One part by weight of each of the above compositions was taken and the two parts mixed together for one minute. The resulting mixture hardened to a rubber in 8 minutes at 22 C.

When the procedure was repeated with the cobalt naphthenate omitted the mixture required 15 minutes at 22 C to harden to a rubber.


A methylvinyl cyclic siloxane (MeViSiO)4 (7.6 g.) and a methylhydrogencyclic siloxane (MeHSiO)4 (6.0 g.) were placed in a flask and a 10% w/v solution (100μl) of H2 PtCl6.6H2 O in isopropyl alcohol added with stirring. The temperature of the reaction mixture increased slowly from 25 to 35 C over 10 minutes, the temperature thereafter increasing rapidly to above 200 C.

The process was then repeated, cobalt naphthenate (0.1 g.) being added to the flask with the cyclic siloxanes. Reaction occurred immediately on addition of the platinum catalyst and the temperature rose to above 200 C within 3 minutes.

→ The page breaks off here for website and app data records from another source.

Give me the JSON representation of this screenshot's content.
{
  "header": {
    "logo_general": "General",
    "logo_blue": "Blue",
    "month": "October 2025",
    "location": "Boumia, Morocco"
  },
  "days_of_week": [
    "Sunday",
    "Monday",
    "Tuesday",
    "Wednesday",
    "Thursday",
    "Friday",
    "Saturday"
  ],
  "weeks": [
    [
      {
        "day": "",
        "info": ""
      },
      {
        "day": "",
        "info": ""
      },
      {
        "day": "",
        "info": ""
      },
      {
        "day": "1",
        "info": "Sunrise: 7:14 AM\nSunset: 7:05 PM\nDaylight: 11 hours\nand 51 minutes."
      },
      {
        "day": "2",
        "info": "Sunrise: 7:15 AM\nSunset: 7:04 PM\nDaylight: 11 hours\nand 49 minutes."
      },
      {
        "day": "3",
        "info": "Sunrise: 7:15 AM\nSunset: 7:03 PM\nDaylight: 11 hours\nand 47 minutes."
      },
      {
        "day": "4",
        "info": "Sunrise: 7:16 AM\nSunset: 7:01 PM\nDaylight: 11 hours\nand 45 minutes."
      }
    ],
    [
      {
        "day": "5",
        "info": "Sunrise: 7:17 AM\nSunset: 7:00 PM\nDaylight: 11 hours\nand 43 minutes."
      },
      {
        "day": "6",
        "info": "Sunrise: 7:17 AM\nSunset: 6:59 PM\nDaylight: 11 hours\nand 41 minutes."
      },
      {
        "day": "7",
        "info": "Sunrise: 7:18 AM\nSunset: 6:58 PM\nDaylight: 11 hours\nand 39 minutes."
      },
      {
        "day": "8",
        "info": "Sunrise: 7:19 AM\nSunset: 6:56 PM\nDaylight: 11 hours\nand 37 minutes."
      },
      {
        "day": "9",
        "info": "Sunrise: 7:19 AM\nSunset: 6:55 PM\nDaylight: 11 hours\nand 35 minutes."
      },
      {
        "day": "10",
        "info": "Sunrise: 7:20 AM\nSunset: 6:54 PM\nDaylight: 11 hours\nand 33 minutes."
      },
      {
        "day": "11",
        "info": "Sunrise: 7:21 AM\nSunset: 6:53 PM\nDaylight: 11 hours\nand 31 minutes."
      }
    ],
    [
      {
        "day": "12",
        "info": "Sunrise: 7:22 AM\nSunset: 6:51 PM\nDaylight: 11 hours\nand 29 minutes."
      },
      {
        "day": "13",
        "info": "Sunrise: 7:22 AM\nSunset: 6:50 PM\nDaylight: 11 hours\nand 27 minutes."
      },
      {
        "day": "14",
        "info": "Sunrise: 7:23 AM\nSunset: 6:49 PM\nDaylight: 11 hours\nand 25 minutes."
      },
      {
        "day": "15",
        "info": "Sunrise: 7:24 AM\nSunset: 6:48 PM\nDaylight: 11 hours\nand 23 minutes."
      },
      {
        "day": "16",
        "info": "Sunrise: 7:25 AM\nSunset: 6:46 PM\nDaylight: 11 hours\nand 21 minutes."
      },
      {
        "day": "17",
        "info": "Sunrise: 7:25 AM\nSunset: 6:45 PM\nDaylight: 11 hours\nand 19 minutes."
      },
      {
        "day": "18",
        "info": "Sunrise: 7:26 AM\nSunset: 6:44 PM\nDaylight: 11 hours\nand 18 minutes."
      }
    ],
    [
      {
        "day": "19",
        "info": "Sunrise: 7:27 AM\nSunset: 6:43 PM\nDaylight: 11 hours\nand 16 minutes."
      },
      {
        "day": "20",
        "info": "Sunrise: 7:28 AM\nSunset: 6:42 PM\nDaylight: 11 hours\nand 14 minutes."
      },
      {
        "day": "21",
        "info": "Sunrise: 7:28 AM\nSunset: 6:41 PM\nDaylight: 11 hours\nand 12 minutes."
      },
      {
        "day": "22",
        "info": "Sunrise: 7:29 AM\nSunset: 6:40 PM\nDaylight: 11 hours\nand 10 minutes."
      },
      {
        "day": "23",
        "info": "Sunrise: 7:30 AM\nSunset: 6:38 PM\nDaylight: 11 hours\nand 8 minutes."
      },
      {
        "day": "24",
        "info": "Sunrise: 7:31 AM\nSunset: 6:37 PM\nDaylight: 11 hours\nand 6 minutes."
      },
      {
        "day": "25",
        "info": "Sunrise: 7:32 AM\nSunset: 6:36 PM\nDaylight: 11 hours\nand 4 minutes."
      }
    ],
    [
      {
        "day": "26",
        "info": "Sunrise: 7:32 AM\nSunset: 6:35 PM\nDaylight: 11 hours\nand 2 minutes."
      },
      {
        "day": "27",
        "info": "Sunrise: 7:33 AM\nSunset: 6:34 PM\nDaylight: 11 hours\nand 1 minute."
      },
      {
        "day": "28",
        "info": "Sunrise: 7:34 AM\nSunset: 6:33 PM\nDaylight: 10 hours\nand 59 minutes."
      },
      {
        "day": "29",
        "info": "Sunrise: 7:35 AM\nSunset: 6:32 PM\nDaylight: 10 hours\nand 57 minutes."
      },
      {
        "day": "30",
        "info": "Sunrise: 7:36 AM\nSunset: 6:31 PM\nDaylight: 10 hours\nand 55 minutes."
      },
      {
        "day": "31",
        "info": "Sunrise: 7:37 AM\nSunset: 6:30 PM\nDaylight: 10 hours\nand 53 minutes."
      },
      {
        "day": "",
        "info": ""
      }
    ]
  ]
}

Patent Citations
Cited PatentFiling datePublication dateApplicantTitle
US3198766 *Jun 28, 1961Aug 3, 1965Wacker Chemie GmbhPreparation of silicon polymers employing unsaturated hydrocarbon monomers
US3271362 *Feb 7, 1966Sep 6, 1966Gen ElectricProcess for reaction of silanic hydrogen with unsaturated organic compounds
US3470225 *Dec 18, 1967Sep 30, 1969DegussaProcess for the production of organic silicon compounds
US3714212 *Dec 30, 1971Jan 30, 1973Stauffer Wacker Silicone CorpCobalt-platinum catalyst
US3864372 *Dec 1, 1972Feb 4, 1975Ceskoslovenska Akademie VedProcess for the production of unsaturated organosilicon compounds
Referenced by
Citing PatentFiling datePublication dateApplicantTitle
US4242272 *Jun 15, 1978Dec 30, 1980Chisso CorporationImparts heat resistance to silicone-oils, -rubbers, and varnishes
US4297499 *Apr 11, 1978Oct 27, 1981Chisso CorporationNovel disubstituted dichlorosilane and method for producing same
US5008360 *Oct 16, 1989Apr 16, 1991Hercules IncorporatedOrganosilicon materials
US5068303 *Sep 28, 1990Nov 26, 1991Hercules IncorporatedPrinted circuit boards for electronics formed from polymers of cyclic polyenes and cyclic polysiloxanes containing hydrogen
US5077134 *Oct 10, 1989Dec 31, 1991Hercules IncorporatedPolycyclic polyene residues and polysiloxane/siloxysilane residues
US5496784 *Oct 29, 1990Mar 5, 1996Mcdonnell Douglas CorporationChemical resistant coating compositions
US5858468 *Oct 29, 1990Jan 12, 1999Mcdonnell Douglas CorporationChemical resistant coatings
US5955542 *Mar 3, 1997Sep 21, 1999General Electric CompanyFlame retardance additive comprising copolymer of aryl-containing silicone compound and diorganic polysiloxane compound
US6140449 *Jan 26, 1999Oct 31, 2000Shin-Etsu Chemical Co., Ltd.Crosslinkable silicon polymer compositions
US6303729 *May 18, 2000Oct 16, 2001Shin-Etsu Chemical Co., Ltd.Process for preparing partially added cyclic organohydrogensiloxane
U.S. Classification556/453, 528/32, 528/37, 528/31, 556/456, 528/15
International ClassificationC08G77/38, C08L83/04, C07F7/18
Cooperative ClassificationC07F7/1876, C08G77/38, C08G77/44, C08G77/60, C08G77/045, C08G77/18, C08G77/12, C08L83/04, C08G77/20, C08G77/70
European ClassificationC08L83/04, C07F7/18C9A, C08G77/38